The LIfe Blood of Business - Cash
Once marketing positioning and a market niche is well understood the products or services are launched, a new business lives or dies based on cash. Just like a bad injury, a cash bleed-out can kill you.
The concept is very simple, but surprisingly this is one of the top reasons otherwise successful businesses die. Worse, it happens when success causes fast growth, just as it happens because you don't have the revenue to cover costs.
The other big surprise for most business people (and their CPA's) is that regular financial statements do not deal with cash flow. Sure if you ask for one, you will typically get a "Statement of Cash Position," which is NOT a cash flow projection even though it is related.
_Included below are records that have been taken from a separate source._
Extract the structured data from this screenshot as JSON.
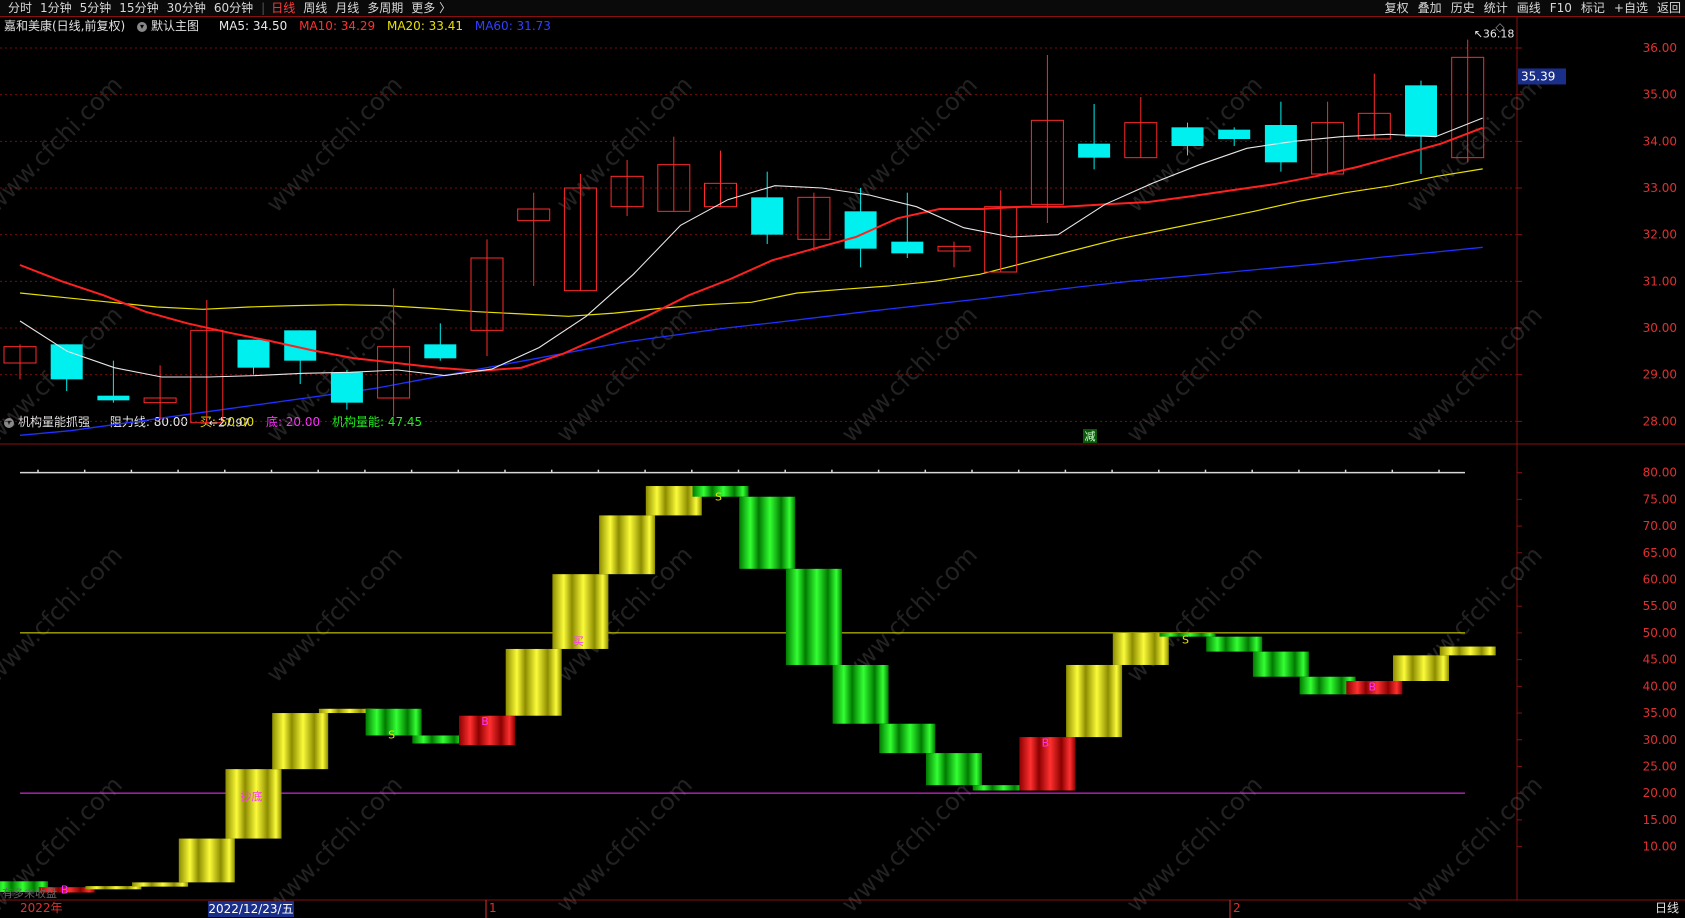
{
  "toolbar": {
    "left": [
      "分时",
      "1分钟",
      "5分钟",
      "15分钟",
      "30分钟",
      "60分钟",
      "日线",
      "周线",
      "月线",
      "多周期",
      "更多 〉"
    ],
    "active": "日线",
    "right": [
      "复权",
      "叠加",
      "历史",
      "统计",
      "画线",
      "F10",
      "标记",
      "+自选",
      "返回"
    ]
  },
  "main_header": {
    "stock": "嘉和美康(日线,前复权)",
    "template": "默认主图",
    "ma5": "MA5: 34.50",
    "ma10": "MA10: 34.29",
    "ma20": "MA20: 33.41",
    "ma60": "MA60: 31.73"
  },
  "sub_header": {
    "name": "机构量能抓强",
    "resist": "阻力线: 80.00",
    "buy": "买: 50.00",
    "bottom": "底: 20.00",
    "energy": "机构量能: 47.45"
  },
  "colors": {
    "up": "#ff2a2a",
    "down": "#00f0f0",
    "ma5": "#e8e8e8",
    "ma10": "#ff2020",
    "ma20": "#e8e000",
    "ma60": "#2030ff",
    "magenta": "#ff33ff",
    "yellow": "#e6e600",
    "green": "#11dd11",
    "red": "#ee1111"
  },
  "chart_data": [
    {
      "type": "candlestick",
      "title": "嘉和美康(日线,前复权)",
      "ylim": [
        27.6,
        36.3
      ],
      "yticks": [
        "36.00",
        "35.00",
        "34.00",
        "33.00",
        "32.00",
        "31.00",
        "30.00",
        "29.00",
        "28.00"
      ],
      "price_tag": "35.39",
      "high_label": "36.18",
      "low_label": "27.97",
      "marker": "减",
      "candles": [
        {
          "o": 29.25,
          "h": 29.65,
          "l": 28.9,
          "c": 29.6
        },
        {
          "o": 29.65,
          "h": 29.65,
          "l": 28.65,
          "c": 28.9
        },
        {
          "o": 28.55,
          "h": 29.3,
          "l": 28.4,
          "c": 28.45
        },
        {
          "o": 28.4,
          "h": 29.2,
          "l": 28.05,
          "c": 28.5
        },
        {
          "o": 27.97,
          "h": 30.6,
          "l": 27.97,
          "c": 29.95
        },
        {
          "o": 29.75,
          "h": 29.75,
          "l": 29.0,
          "c": 29.15
        },
        {
          "o": 29.95,
          "h": 29.95,
          "l": 28.8,
          "c": 29.3
        },
        {
          "o": 29.05,
          "h": 29.1,
          "l": 28.25,
          "c": 28.4
        },
        {
          "o": 28.5,
          "h": 30.85,
          "l": 28.1,
          "c": 29.6
        },
        {
          "o": 29.65,
          "h": 30.1,
          "l": 29.3,
          "c": 29.35
        },
        {
          "o": 29.95,
          "h": 31.9,
          "l": 29.4,
          "c": 31.5
        },
        {
          "o": 32.3,
          "h": 32.9,
          "l": 30.9,
          "c": 32.55
        },
        {
          "o": 30.8,
          "h": 33.3,
          "l": 30.8,
          "c": 33.0
        },
        {
          "o": 32.6,
          "h": 33.6,
          "l": 32.4,
          "c": 33.25
        },
        {
          "o": 32.5,
          "h": 34.1,
          "l": 32.5,
          "c": 33.5
        },
        {
          "o": 32.6,
          "h": 33.8,
          "l": 32.6,
          "c": 33.1
        },
        {
          "o": 32.8,
          "h": 33.35,
          "l": 31.8,
          "c": 32.0
        },
        {
          "o": 31.9,
          "h": 32.9,
          "l": 31.65,
          "c": 32.8
        },
        {
          "o": 32.5,
          "h": 33.0,
          "l": 31.3,
          "c": 31.7
        },
        {
          "o": 31.85,
          "h": 32.9,
          "l": 31.5,
          "c": 31.6
        },
        {
          "o": 31.65,
          "h": 31.85,
          "l": 31.3,
          "c": 31.75
        },
        {
          "o": 31.2,
          "h": 32.95,
          "l": 31.2,
          "c": 32.6
        },
        {
          "o": 32.65,
          "h": 35.85,
          "l": 32.25,
          "c": 34.45
        },
        {
          "o": 33.95,
          "h": 34.8,
          "l": 33.4,
          "c": 33.65
        },
        {
          "o": 33.65,
          "h": 34.95,
          "l": 33.65,
          "c": 34.4
        },
        {
          "o": 34.3,
          "h": 34.4,
          "l": 33.7,
          "c": 33.9
        },
        {
          "o": 34.25,
          "h": 34.3,
          "l": 33.9,
          "c": 34.05
        },
        {
          "o": 34.35,
          "h": 34.85,
          "l": 33.35,
          "c": 33.55
        },
        {
          "o": 33.3,
          "h": 34.85,
          "l": 33.3,
          "c": 34.4
        },
        {
          "o": 34.05,
          "h": 35.45,
          "l": 34.05,
          "c": 34.6
        },
        {
          "o": 35.2,
          "h": 35.3,
          "l": 33.3,
          "c": 34.1
        },
        {
          "o": 33.65,
          "h": 36.18,
          "l": 33.55,
          "c": 35.8
        }
      ],
      "ma5": [
        30.15,
        29.5,
        29.15,
        28.95,
        28.95,
        28.98,
        29.03,
        29.05,
        29.1,
        28.98,
        29.12,
        29.58,
        30.25,
        31.15,
        32.2,
        32.75,
        33.05,
        33.0,
        32.85,
        32.6,
        32.15,
        31.95,
        32.0,
        32.65,
        33.1,
        33.5,
        33.85,
        34.0,
        34.1,
        34.15,
        34.1,
        34.5
      ],
      "ma10": [
        31.35,
        31.0,
        30.7,
        30.35,
        30.1,
        29.9,
        29.72,
        29.52,
        29.35,
        29.25,
        29.15,
        29.08,
        29.15,
        29.45,
        29.85,
        30.25,
        30.7,
        31.05,
        31.45,
        31.7,
        31.95,
        32.35,
        32.55,
        32.55,
        32.6,
        32.6,
        32.65,
        32.7,
        32.82,
        32.95,
        33.08,
        33.25,
        33.45,
        33.7,
        33.95,
        34.29
      ],
      "ma20": [
        30.75,
        30.65,
        30.55,
        30.45,
        30.4,
        30.45,
        30.48,
        30.5,
        30.48,
        30.42,
        30.35,
        30.3,
        30.25,
        30.32,
        30.42,
        30.5,
        30.55,
        30.75,
        30.83,
        30.9,
        31.0,
        31.15,
        31.4,
        31.65,
        31.9,
        32.1,
        32.3,
        32.5,
        32.72,
        32.9,
        33.05,
        33.25,
        33.41
      ],
      "ma60": [
        27.7,
        27.8,
        27.95,
        28.1,
        28.25,
        28.4,
        28.55,
        28.7,
        28.9,
        29.1,
        29.3,
        29.5,
        29.7,
        29.85,
        30.0,
        30.12,
        30.25,
        30.38,
        30.5,
        30.62,
        30.75,
        30.88,
        31.0,
        31.1,
        31.2,
        31.3,
        31.4,
        31.52,
        31.62,
        31.73
      ]
    },
    {
      "type": "bar",
      "title": "机构量能抓强",
      "ylim": [
        0,
        82
      ],
      "yticks": [
        "80.00",
        "75.00",
        "70.00",
        "65.00",
        "60.00",
        "55.00",
        "50.00",
        "45.00",
        "40.00",
        "35.00",
        "30.00",
        "25.00",
        "20.00",
        "15.00",
        "10.00"
      ],
      "resist": 80,
      "buy": 50,
      "bottom": 20,
      "boxes": [
        {
          "low": 1.5,
          "high": 3.5,
          "color": "green"
        },
        {
          "low": 1.4,
          "high": 2.4,
          "color": "red"
        },
        {
          "low": 2.0,
          "high": 2.6,
          "color": "yellow"
        },
        {
          "low": 2.5,
          "high": 3.3,
          "color": "yellow"
        },
        {
          "low": 3.3,
          "high": 11.5,
          "color": "yellow"
        },
        {
          "low": 11.5,
          "high": 24.5,
          "color": "yellow"
        },
        {
          "low": 24.5,
          "high": 35.0,
          "color": "yellow"
        },
        {
          "low": 35.0,
          "high": 35.8,
          "color": "yellow"
        },
        {
          "low": 30.8,
          "high": 35.8,
          "color": "green"
        },
        {
          "low": 29.3,
          "high": 30.8,
          "color": "green"
        },
        {
          "low": 29.0,
          "high": 34.5,
          "color": "red"
        },
        {
          "low": 34.5,
          "high": 47.0,
          "color": "yellow"
        },
        {
          "low": 47.0,
          "high": 61.0,
          "color": "yellow"
        },
        {
          "low": 61.0,
          "high": 72.0,
          "color": "yellow"
        },
        {
          "low": 72.0,
          "high": 77.5,
          "color": "yellow"
        },
        {
          "low": 75.5,
          "high": 77.5,
          "color": "green"
        },
        {
          "low": 62.0,
          "high": 75.5,
          "color": "green"
        },
        {
          "low": 44.0,
          "high": 62.0,
          "color": "green"
        },
        {
          "low": 33.0,
          "high": 44.0,
          "color": "green"
        },
        {
          "low": 27.5,
          "high": 33.0,
          "color": "green"
        },
        {
          "low": 21.5,
          "high": 27.5,
          "color": "green"
        },
        {
          "low": 20.5,
          "high": 21.5,
          "color": "green"
        },
        {
          "low": 20.5,
          "high": 30.5,
          "color": "red"
        },
        {
          "low": 30.5,
          "high": 44.0,
          "color": "yellow"
        },
        {
          "low": 44.0,
          "high": 50.0,
          "color": "yellow"
        },
        {
          "low": 49.3,
          "high": 50.0,
          "color": "green"
        },
        {
          "low": 46.5,
          "high": 49.3,
          "color": "green"
        },
        {
          "low": 41.8,
          "high": 46.5,
          "color": "green"
        },
        {
          "low": 38.5,
          "high": 41.8,
          "color": "green"
        },
        {
          "low": 38.5,
          "high": 41.0,
          "color": "red"
        },
        {
          "low": 41.0,
          "high": 45.8,
          "color": "yellow"
        },
        {
          "low": 45.8,
          "high": 47.45,
          "color": "yellow"
        }
      ],
      "signals": [
        {
          "i": 1,
          "v": 2.0,
          "t": "B",
          "c": "magenta"
        },
        {
          "i": 5,
          "v": 19.5,
          "t": "抄底",
          "c": "magenta"
        },
        {
          "i": 8,
          "v": 31.0,
          "t": "S",
          "c": "yellow"
        },
        {
          "i": 10,
          "v": 33.5,
          "t": "B",
          "c": "magenta"
        },
        {
          "i": 12,
          "v": 48.5,
          "t": "买",
          "c": "magenta"
        },
        {
          "i": 15,
          "v": 75.5,
          "t": "S",
          "c": "yellow"
        },
        {
          "i": 22,
          "v": 29.5,
          "t": "B",
          "c": "magenta"
        },
        {
          "i": 25,
          "v": 48.8,
          "t": "S",
          "c": "yellow"
        },
        {
          "i": 29,
          "v": 40.0,
          "t": "B",
          "c": "magenta"
        }
      ]
    }
  ],
  "time_axis": {
    "year_label": "2022年",
    "date_label": "2022/12/23/五",
    "month1": "1",
    "month2": "2",
    "bottom_left_text": "有多未收盘",
    "period": "日线"
  },
  "watermark": "www.cfchi.com"
}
A cash flow forecast is a plan of when cash will come into the business (spendable money) and when you will need to pay for expenses, payroll and taxes. It involves some basic estimates about sales, payments from accounts receivable, accounts payable schedule and various other cash transactions such as loans, paybacks, tax over payments, and cash spending on new assets.
One reason most accountants don't like to do cash flow projections is that they hate to forecast. Accounting is a precise instrument of what happened. It does not naturally like estimates or forecasting.
For most business owners setting up a cash flow plan or forecast should be done by conservative planning; by themselves. Below is a basic start up cash flow plan.
1. Estimate revenue based on the last 6 months of cash receipts from sales. Use a moving average so if you are growing, this will create a trend for sales. If you have no sales experience yet, the forecast will have to come from your niche market planning assumptions.
2. Estimate average expenses for each month to be paid in that month.
2. b If you buy goods to resell, you must calculate an "Open-to-buy" plan*
3. Calculate payroll for the next several months by week
4. Add bank balance for the day you are starting the calculation.
5. Plan when you will pay for extraordinary purchases such as equipment.
Place 1. on the revenue line in a spreadsheet.
Add 4. to this number in the first column
Subtract 2, 3, and 5
This will provide a very basic cash flow plan.
Update this weekly by replacing estimates and forecasts with the real numbers.
Notice if your cash balance is trending down or up; if down, start early to make the changes to each component so you don't run out of cash. Plan to pay all bills on time, faithfully.
* An open-to-buy plan is a forecast on how much inventory you will need to keep your sales growing. Some industries like fashion retailing can require buying 10 months out, so this becomes a big issue if you miss-buy. Since few people know how to do this, many businesses over buy, which puts a huge pressure on paying bills. This results in mark-downs, whcih puts pressure on profits. More on open-to-buy in a future blog post.
We chose the name MicroGiants because small businesses are normally tiny, but they contribute in a huge way to the US economy.
Like the ant that can carry several times its weight, small businesses tend to carry much of the economy by providing about half of the new jobs, They are much more innovative and provide many new ideas and products large corporations simply miss.
We all know about Steve Jobs and Bill Gates, who both started with one or two partners. Jobs started Apple literally in a garage with Steve Wozniak.
These two small businesses (and many more) literally started the tech revolution we see today, when the behemoth, IBM completely missed the personal computer trend.
Small businesses are giants in this regard as many grow very fast due to their position in their market place, innovation and ability to be flexible while growing. These rapid growth small businesses are responsible for the majority of new hires, and fuel our entire economy.
MircoGiants is not just a fun name, it accurately describes our new small businesses, and what we hope to enable with this new approach to preparing new business entrepreneurs.